Community / News / 17th June 2020
Spike in NSW RFS volunteer numbers
Last summer’s devastating fire season in Australia has sparked an increased interest in volunteering for the NSW Rural Fire Service (RFS).
While there has been significant uptake in RFS volunteers in the areas directly affected by bushfire, locally, numbers in the Castlereagh Zone have also continued to rise.
In the Warrumbungle Shire, 1060 volunteers work across 40 brigades, with about 10 new volunteers joining the ranks since October.
Castlereagh Zone district manager, Inspector Corey Philip, said there had been a steady rise of new members.
“If there is a high visibility event within the area, like what we had locally with the Sir Ivan and Wambelong bushfires, it creates interest for people to join up,” Ins. Philip said.

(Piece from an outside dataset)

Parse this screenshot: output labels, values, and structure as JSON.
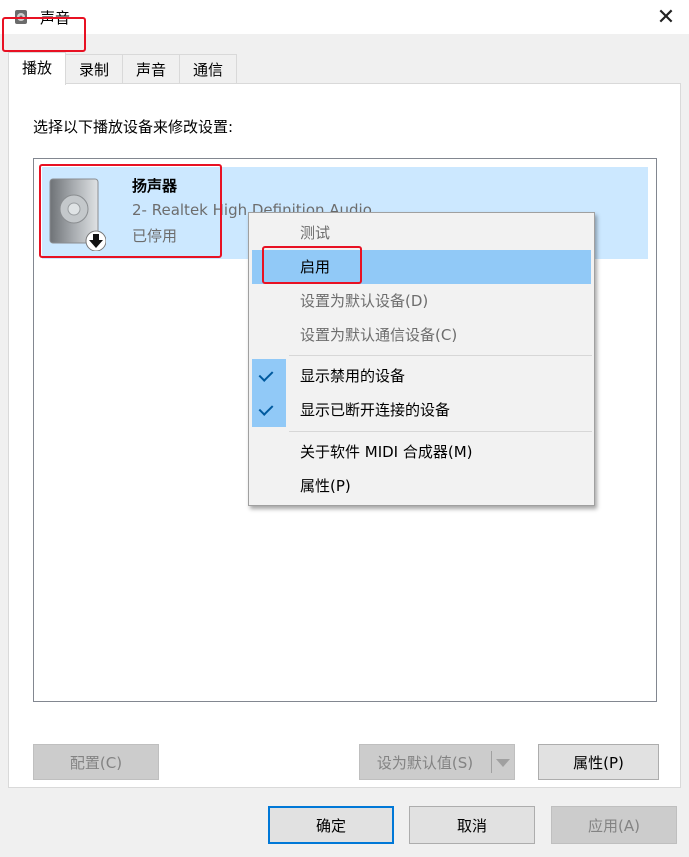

“Most of those people are part of the area who were impacted - and because they were affected, they wanted to be a part of their local brigade, but otherpeople are just wanting to volunteer and lend their support to the RFS.”
Ins. Philip said now, during the non-bushfire danger period, was an ideal time for people to sign up.
However, he stressed that volunteering was not just limited to fire-fighting.
“In our support brigade, we have different units that people can volunteer, including communications, catering and incident management support.
“People can also still be involved in their local brigade in administration roles as well.
“It’s a great way to get leadership experience and work as part of a team and part of a community.”
For Coonabarabran resident, Doug Rawnsley, the decision to join the RFS came about over the past summer, although the seed was planted much earlier on.
“When I was a little boy, I lived in Petersham, and every Christmas the firies would come down and bring lollies and gifts and we would get to sit in the engines - I’ve never forgotten that,” Mr Rawnsley said.
“Life goes on from there, but it wasn’t until I was working for Gulf Western down at Tahmoor and Bargo last year that I saw what the RFS really do.
“I thought, I live in a country town that had a fire in 2013 and thought, wake up to yourself and smell the roses - so I came back and made some enquiries about joining the RFS.”
Mr Rawnsley has recently completed the online training requirements of becoming a RFS volunteer and is keen to put his newfound knowledge into practice with hands-on training.
“It’s been very fulfilling learning something that was beneficial to here, to my neighbours and my community,” he said.
“And when you look around the fires and the fires we had late last year, they weren’t big, but they were big enough to cause problems, I thought I’d like to be a part of that team.
“Everyone has been very helpful, guiding me through the process, and no questions are off limits.
“First you learn, then they show you...so I’m looking forward to learning some more.”
To decide, apply and train as a NSW RFS volunteer, visit www.rfs.nsw.gov.au. Alternatively, you can get in touch with a local brigade member or call into the Fire Control Centre during business hours.